What is required: Below are some records; find each line that carries the word "JSON" and copy it.

Records for processing:
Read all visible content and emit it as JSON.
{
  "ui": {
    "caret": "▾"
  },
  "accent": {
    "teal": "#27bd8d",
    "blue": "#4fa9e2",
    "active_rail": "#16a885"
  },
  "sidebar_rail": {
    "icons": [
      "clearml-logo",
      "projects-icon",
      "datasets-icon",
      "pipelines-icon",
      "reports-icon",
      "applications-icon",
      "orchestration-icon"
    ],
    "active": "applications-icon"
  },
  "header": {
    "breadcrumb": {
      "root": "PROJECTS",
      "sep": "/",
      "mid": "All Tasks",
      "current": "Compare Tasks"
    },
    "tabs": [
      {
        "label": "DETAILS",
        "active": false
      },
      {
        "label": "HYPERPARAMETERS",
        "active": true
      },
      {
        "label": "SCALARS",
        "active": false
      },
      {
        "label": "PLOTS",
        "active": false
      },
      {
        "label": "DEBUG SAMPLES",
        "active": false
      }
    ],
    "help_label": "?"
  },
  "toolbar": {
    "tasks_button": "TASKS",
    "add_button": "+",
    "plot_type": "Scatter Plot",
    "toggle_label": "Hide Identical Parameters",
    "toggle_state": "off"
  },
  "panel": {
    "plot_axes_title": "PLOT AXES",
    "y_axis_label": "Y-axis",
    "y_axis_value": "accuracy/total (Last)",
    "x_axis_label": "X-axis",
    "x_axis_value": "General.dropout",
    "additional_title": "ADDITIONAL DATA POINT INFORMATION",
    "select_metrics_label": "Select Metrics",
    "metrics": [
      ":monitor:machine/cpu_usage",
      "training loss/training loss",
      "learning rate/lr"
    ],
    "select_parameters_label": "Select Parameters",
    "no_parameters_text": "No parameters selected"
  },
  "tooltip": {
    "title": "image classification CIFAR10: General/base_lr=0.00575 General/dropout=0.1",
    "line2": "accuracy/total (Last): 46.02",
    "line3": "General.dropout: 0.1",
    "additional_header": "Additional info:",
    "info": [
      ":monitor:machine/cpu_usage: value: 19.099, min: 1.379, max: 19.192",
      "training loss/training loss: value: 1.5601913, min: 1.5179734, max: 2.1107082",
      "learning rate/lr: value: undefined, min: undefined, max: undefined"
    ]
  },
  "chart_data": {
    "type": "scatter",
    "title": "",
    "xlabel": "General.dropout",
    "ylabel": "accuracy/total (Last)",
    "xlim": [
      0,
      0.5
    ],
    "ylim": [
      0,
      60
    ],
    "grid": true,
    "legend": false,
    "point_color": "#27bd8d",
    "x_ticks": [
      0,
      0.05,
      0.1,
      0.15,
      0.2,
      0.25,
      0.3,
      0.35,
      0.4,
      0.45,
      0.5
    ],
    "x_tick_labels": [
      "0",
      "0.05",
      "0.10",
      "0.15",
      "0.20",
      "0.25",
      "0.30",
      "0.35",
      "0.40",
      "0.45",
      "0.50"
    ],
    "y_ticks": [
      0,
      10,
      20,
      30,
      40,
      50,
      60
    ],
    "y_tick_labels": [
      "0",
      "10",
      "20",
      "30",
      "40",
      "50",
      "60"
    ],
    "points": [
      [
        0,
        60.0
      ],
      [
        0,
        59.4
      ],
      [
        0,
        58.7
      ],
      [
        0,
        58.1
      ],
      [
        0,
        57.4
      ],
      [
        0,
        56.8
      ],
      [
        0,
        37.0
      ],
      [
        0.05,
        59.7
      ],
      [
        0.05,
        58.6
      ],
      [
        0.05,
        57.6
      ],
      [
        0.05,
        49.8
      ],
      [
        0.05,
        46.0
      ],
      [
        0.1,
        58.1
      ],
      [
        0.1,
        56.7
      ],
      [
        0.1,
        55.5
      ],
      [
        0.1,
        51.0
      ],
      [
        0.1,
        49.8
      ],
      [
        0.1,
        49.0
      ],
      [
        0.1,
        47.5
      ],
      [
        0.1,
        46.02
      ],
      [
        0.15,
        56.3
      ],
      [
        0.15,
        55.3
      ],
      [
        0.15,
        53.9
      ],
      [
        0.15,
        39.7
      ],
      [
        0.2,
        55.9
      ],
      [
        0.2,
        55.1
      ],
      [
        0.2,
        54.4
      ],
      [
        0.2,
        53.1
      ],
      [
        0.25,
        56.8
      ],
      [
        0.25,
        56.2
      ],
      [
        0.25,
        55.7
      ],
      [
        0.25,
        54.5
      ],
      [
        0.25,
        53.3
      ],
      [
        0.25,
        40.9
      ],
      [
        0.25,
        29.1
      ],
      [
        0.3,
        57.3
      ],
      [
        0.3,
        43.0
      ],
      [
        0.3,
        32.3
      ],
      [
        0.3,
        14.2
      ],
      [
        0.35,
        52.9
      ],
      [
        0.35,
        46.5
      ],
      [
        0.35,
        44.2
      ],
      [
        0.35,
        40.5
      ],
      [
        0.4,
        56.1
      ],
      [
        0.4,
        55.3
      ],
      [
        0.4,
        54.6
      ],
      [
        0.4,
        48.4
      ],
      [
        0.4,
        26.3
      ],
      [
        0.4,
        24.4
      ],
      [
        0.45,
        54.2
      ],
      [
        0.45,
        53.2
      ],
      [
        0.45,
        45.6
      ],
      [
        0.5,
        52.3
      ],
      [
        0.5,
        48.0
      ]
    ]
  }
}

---

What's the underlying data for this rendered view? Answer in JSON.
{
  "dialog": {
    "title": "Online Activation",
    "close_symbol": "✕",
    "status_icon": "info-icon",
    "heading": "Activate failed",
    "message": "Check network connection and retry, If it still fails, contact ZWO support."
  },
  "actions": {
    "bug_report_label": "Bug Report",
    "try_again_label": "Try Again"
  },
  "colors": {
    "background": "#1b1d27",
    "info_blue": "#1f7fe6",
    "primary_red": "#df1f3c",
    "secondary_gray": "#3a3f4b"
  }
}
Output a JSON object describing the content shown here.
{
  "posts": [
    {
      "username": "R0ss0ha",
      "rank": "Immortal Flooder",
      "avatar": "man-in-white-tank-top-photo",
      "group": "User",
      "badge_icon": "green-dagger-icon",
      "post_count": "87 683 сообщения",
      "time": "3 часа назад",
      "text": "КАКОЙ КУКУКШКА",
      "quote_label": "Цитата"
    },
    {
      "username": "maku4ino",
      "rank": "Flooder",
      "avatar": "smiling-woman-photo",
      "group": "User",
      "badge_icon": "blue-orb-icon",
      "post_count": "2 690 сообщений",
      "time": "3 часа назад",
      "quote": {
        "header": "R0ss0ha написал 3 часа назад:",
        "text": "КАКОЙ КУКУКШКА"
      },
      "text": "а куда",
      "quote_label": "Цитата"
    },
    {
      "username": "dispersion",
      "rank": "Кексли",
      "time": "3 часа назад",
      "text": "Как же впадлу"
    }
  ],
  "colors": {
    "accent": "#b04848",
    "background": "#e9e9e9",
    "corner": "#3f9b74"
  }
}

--

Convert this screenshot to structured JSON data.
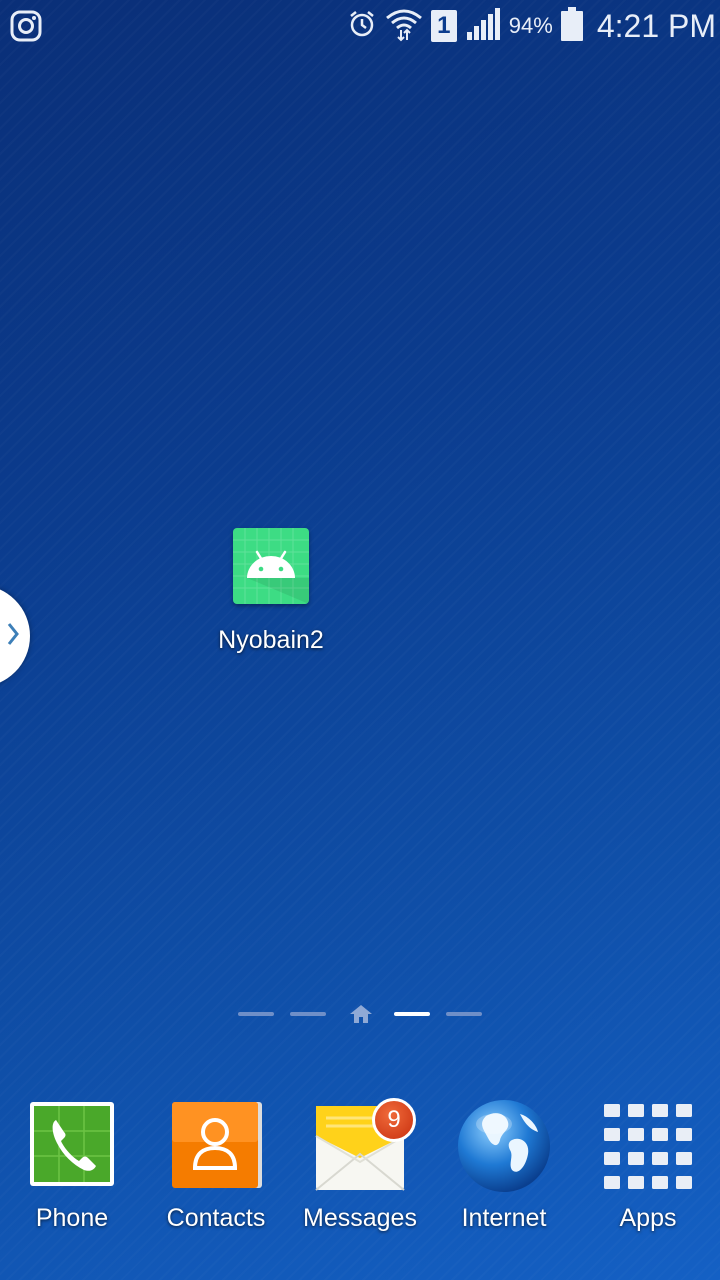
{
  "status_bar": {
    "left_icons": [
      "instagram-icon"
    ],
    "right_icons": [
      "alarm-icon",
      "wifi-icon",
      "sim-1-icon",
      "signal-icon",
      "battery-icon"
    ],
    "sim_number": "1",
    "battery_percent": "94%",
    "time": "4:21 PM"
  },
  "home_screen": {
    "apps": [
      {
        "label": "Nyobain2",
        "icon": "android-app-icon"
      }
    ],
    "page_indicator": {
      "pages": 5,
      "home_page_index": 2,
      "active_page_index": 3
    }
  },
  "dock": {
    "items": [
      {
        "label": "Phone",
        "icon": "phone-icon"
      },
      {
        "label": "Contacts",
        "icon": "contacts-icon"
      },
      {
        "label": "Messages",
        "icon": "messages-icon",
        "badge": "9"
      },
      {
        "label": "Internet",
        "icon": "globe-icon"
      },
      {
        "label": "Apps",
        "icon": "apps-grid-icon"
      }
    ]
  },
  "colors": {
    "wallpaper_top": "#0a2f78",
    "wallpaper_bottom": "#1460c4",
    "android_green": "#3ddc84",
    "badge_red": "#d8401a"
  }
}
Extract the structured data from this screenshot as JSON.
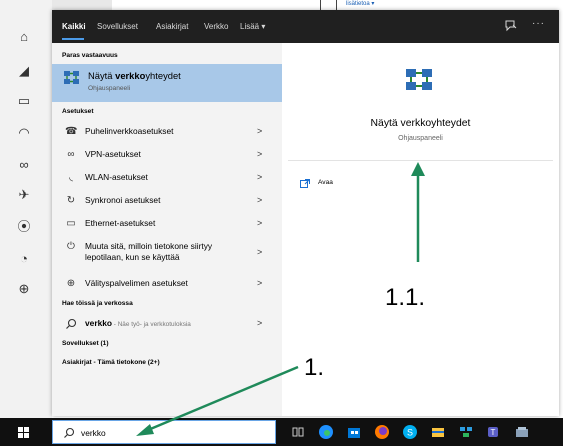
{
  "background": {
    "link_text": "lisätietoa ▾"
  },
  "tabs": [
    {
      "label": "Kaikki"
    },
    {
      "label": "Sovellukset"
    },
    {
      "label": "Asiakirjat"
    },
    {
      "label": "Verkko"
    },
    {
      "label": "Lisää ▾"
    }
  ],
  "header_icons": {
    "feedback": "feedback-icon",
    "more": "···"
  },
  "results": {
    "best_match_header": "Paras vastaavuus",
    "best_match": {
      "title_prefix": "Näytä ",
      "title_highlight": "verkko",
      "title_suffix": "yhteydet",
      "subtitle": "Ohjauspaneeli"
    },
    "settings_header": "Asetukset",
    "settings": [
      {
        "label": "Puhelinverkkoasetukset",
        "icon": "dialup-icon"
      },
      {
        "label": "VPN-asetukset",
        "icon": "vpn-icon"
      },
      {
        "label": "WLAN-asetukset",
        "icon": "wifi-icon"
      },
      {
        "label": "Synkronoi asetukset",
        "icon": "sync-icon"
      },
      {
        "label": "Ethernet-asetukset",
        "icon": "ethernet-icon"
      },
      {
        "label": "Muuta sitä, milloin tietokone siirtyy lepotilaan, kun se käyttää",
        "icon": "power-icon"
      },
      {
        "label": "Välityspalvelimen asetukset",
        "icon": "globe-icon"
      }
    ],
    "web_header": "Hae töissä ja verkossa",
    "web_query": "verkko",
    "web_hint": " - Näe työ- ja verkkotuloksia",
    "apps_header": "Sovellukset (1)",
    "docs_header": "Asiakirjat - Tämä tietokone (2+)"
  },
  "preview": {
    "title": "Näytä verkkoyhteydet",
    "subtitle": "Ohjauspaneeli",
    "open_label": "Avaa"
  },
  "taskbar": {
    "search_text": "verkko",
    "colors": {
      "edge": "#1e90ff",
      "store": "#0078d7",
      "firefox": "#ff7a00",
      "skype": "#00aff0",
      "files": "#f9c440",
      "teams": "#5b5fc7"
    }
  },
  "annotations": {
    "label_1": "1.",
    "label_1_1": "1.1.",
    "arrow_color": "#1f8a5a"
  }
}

Exercise result:
Read all visible content and emit it as JSON.
What's the underlying data for this rendered view? Answer in JSON.
Output a JSON object describing the content shown here.
Convert this screenshot to structured JSON data.
Extract the structured data from this screenshot as JSON.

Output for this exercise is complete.